It was then Barbara McCombs (1986), who presented the ADDIE model in graphic form, as we are more familiar with it today. All three authors (Briggs, 1970; Branson, 1973; and McCombs, 1986) have been affiliated with Florida State University. Therefore, it would seem appropriate to credit FSU as being instrumental for articulating the ISD model which became widely used by the Armed Forces and later by business and industry (Molenda, 2003b).

 

Branson, R. K. (1973). Analysis and assessment of the state of the art in instructional technology.Fort Monroe, VA: Army Training and Doctrine Command. (NTIS Document Reproduction Service No. AD A010 394; ERIC Document Reproduction Service No. ED 088 436).

Briggs, L. J. (1970). Handbook of Procedures for the Design of Instruction.Pittsburgh, PA: American Institutes for Research.

McCombs, B. L. (1986). The Instructional Systems Development (ISD) Model: A Review of Those Factors Critical to its successful Implementation. Education Communication and Technology, 34(2), 67-81.

Molenda, M. (2003a). The ADDIE Model. In A. Kovalchick & K. Dawson (Eds.), Education and Technology: An Encyclopedia.Santa Barbara, CA: ABC-Clio.

Molenda, M. (2003b). In Search of the Elusive ADDIE Model. Performance Improvement Journal, 42(5), 34-36.

 

David

Flash Jigsaw Producer

Have you ever seen this cool little program?

By selecting the image you want to use for your jigsaw, you simply select how many pieces (rows and columns), select "make" and WOW you have a flash movie that can be delivered to your learners.

In Minneapolis (05/04/05) we compared the 3 Phases of Design model to the ISD model. This puzzle is a result of our diagram. See if you can put it all together.

[ click here ]

cost - $99
site - yavsoft.com/fjproducer/

David

Saturday, May 07, 2005

VHS to DVD

I have received numerous requests from others asking about the easiest way to transfer their video tapes to a DVD. Well, you might have to purchase the equipment but trust me when I tell you that the investment is well worth it. I am referring to DVD+R(s). These are stand alone DVD recorders. They work just like a VCR, so you can hook them up to your cable/tv and record up to 6 hours on ONE DVD+RW. After you watch the video you can even erase the disc and then re-record.

How much does something like this cost? I got mine (ILO brand) from Wal-Mart for about $150, not bad. You can transfer video through either an RCA connection or digital (firewire) cable. You can even record directly to the DVD through a camera hooked up, but you will need to have a monitor to use the menu.

[ click here to see the model that I purchased ... ]

Questions? Add your comments here …

David

Friday, May 06, 2005

Just some thoughts : : David P.

This is our first podcast using audio blogger.

this is an audio post - click to play

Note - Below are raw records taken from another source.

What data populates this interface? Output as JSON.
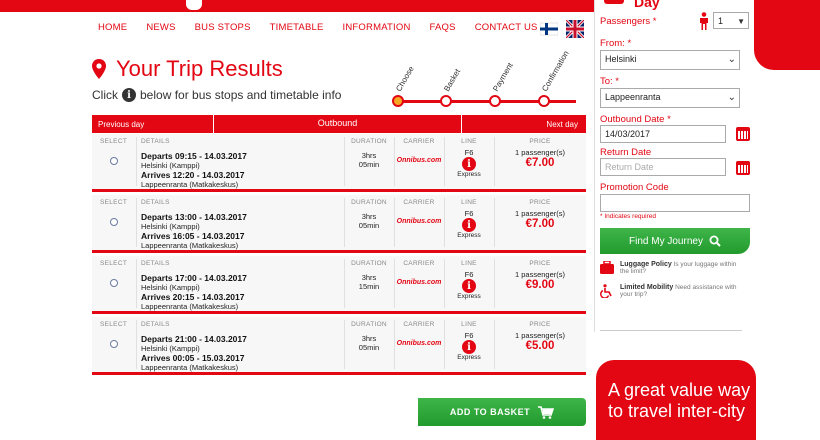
{
  "nav": [
    "HOME",
    "NEWS",
    "BUS STOPS",
    "TIMETABLE",
    "INFORMATION",
    "FAQS",
    "CONTACT US"
  ],
  "page": {
    "title": "Your Trip Results",
    "subtitle_pre": "Click",
    "subtitle_post": "below for bus stops and timetable info"
  },
  "progress": {
    "steps": [
      "Choose",
      "Basket",
      "Payment",
      "Confirmation"
    ],
    "active_step": "Choose"
  },
  "results_header": {
    "prev": "Previous day",
    "title": "Outbound",
    "next": "Next day"
  },
  "column_headers": {
    "select": "SELECT",
    "details": "DETAILS",
    "duration": "DURATION",
    "carrier": "CARRIER",
    "line": "LINE",
    "price": "PRICE"
  },
  "trips": [
    {
      "departs": "Departs 09:15 - 14.03.2017",
      "from": "Helsinki (Kamppi)",
      "arrives": "Arrives 12:20 - 14.03.2017",
      "to": "Lappeenranta (Matkakeskus)",
      "dur_h": "3hrs",
      "dur_m": "05min",
      "carrier": "Onnibus.com",
      "line": "F6",
      "line_type": "Express",
      "passengers": "1 passenger(s)",
      "price": "€7.00"
    },
    {
      "departs": "Departs 13:00 - 14.03.2017",
      "from": "Helsinki (Kamppi)",
      "arrives": "Arrives 16:05 - 14.03.2017",
      "to": "Lappeenranta (Matkakeskus)",
      "dur_h": "3hrs",
      "dur_m": "05min",
      "carrier": "Onnibus.com",
      "line": "F6",
      "line_type": "Express",
      "passengers": "1 passenger(s)",
      "price": "€7.00"
    },
    {
      "departs": "Departs 17:00 - 14.03.2017",
      "from": "Helsinki (Kamppi)",
      "arrives": "Arrives 20:15 - 14.03.2017",
      "to": "Lappeenranta (Matkakeskus)",
      "dur_h": "3hrs",
      "dur_m": "15min",
      "carrier": "Onnibus.com",
      "line": "F6",
      "line_type": "Express",
      "passengers": "1 passenger(s)",
      "price": "€9.00"
    },
    {
      "departs": "Departs 21:00 - 14.03.2017",
      "from": "Helsinki (Kamppi)",
      "arrives": "Arrives 00:05 - 15.03.2017",
      "to": "Lappeenranta (Matkakeskus)",
      "dur_h": "3hrs",
      "dur_m": "05min",
      "carrier": "Onnibus.com",
      "line": "F6",
      "line_type": "Express",
      "passengers": "1 passenger(s)",
      "price": "€5.00"
    }
  ],
  "add_basket": "ADD TO BASKET",
  "sidebar": {
    "heading": "Day",
    "passengers_label": "Passengers *",
    "passengers_value": "1",
    "from_label": "From: *",
    "from_value": "Helsinki",
    "to_label": "To: *",
    "to_value": "Lappeenranta",
    "outbound_label": "Outbound Date *",
    "outbound_value": "14/03/2017",
    "return_label": "Return Date",
    "return_placeholder": "Return Date",
    "promo_label": "Promotion Code",
    "required_note": "* Indicates required",
    "find_button": "Find My Journey",
    "luggage_title": "Luggage Policy",
    "luggage_text": "Is your luggage within the limit?",
    "mobility_title": "Limited Mobility",
    "mobility_text": "Need assistance with your trip?"
  },
  "promo_text": "A great value way to travel inter-city",
  "colors": {
    "brand_red": "#e30613",
    "green": "#2fa83a"
  }
}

Cohort Photo

I know that this is selfish of me to post, but I wanted to share the photo of my colleagues who made up my Track 1 cohort. The picture was taken during our sign-out session (05/05/05) … I think it is an omen!

David

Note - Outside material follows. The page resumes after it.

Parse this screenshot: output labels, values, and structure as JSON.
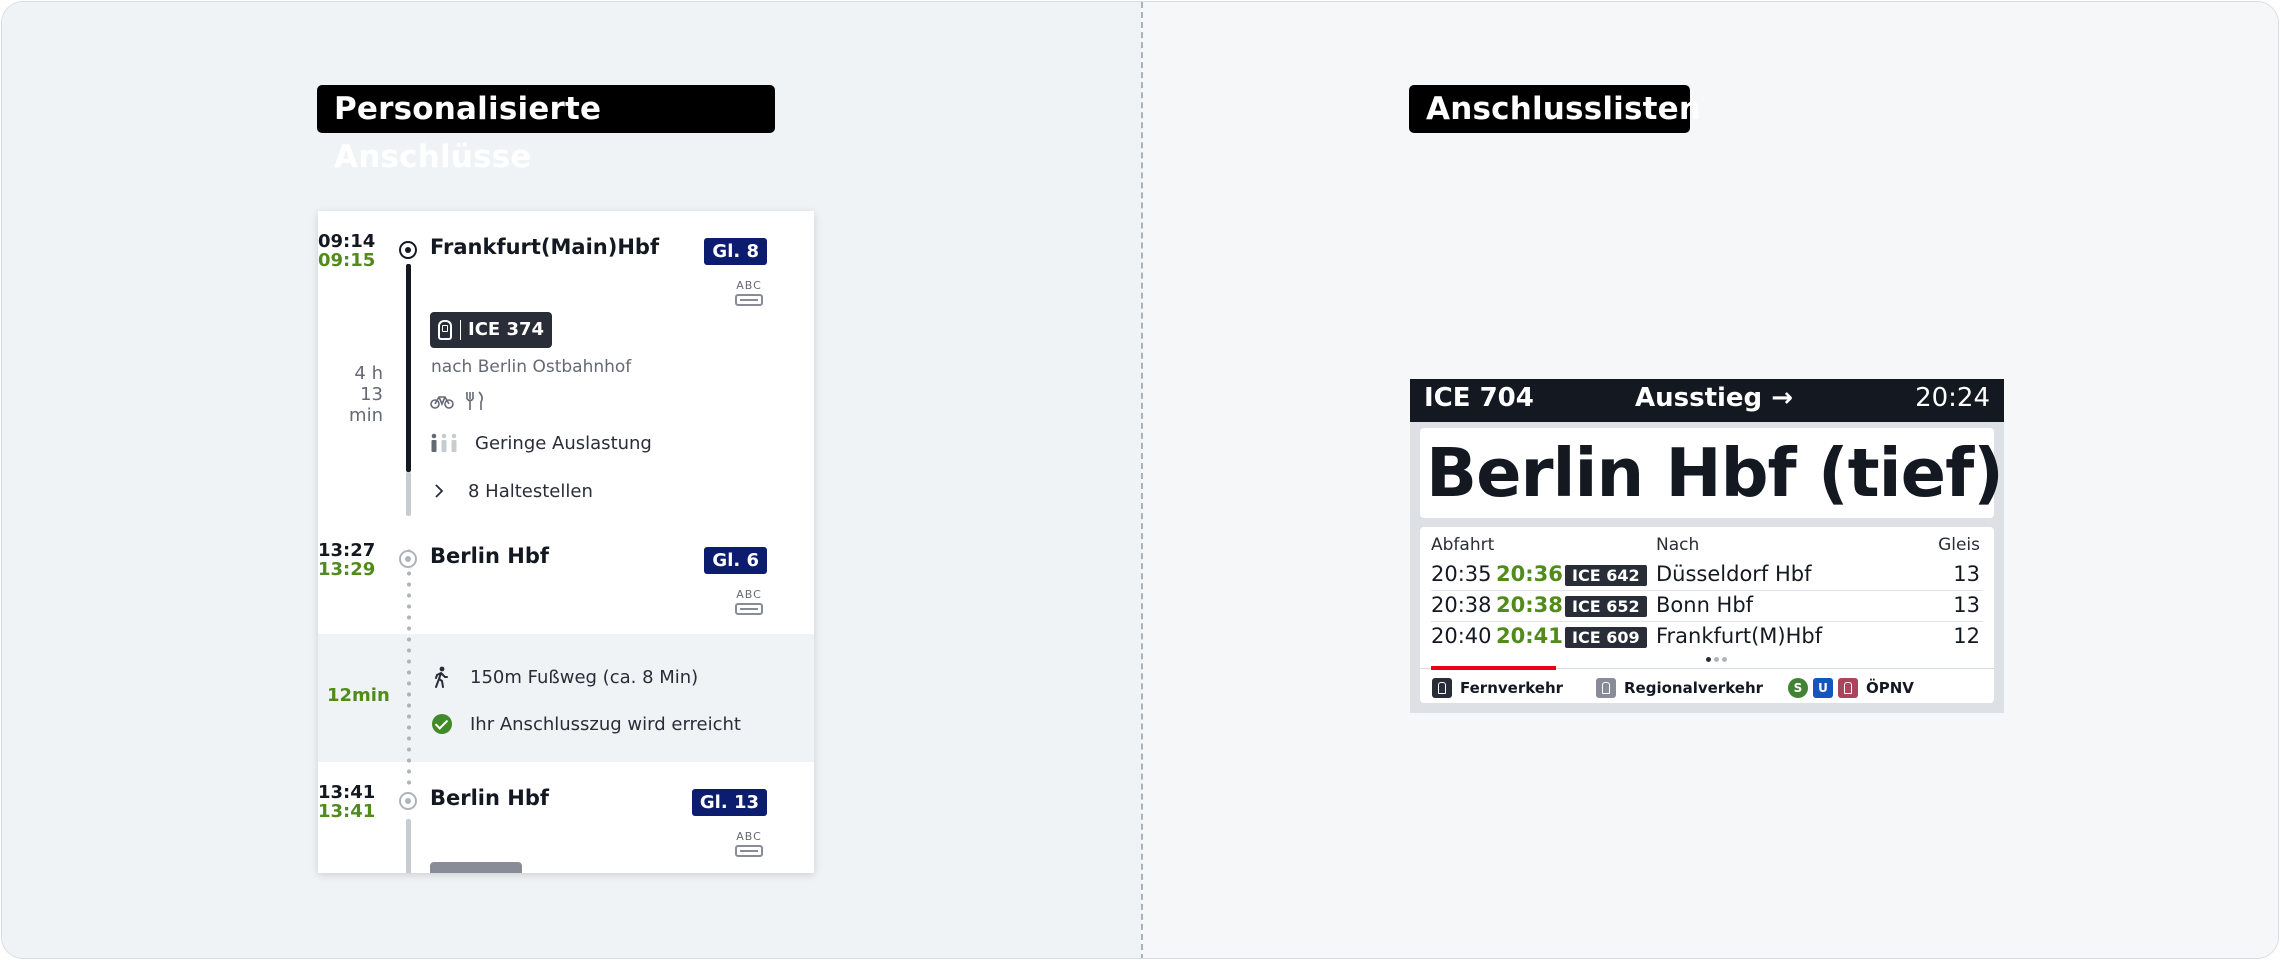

This is the picture of my Track 1 cohort taken 05/05/05

Back to Work

OK, well today is Friday and I hope that everyone returned home safely. It is time to re-engage yourself into the activities of your Spring classes. I can’t believe how little work I actually accomplished while attending the colloquia. I think it was because I had other things on my mind.

Even though it is our responsibility to promote cross platform applications (right Carlos?), I just can’t pass up the opportunity to mention BlogJet. This powerful little utility makes managing multiple blogs a breeze. I have added the information to all my blogs and can easily switch back and forth.

What I really like best? It has a spelling checker.
cost - $39.95
site -
blogjet.com

David

Wednesday, May 04, 2005

Welcome

This is the first posting to the new BLOG created just for Instructional Designers for Online Learning. This site is reserved for IDOLers to share descriptions and links to their favorite development tools. This unique group of IDOLs work in just about every conceivable setting.

You will want to subscribe to our IDxchange (Instructional Design Exchange) RSS (newsfeed) to stay current with what these leaders are using to produce the highest quality possible materials.

David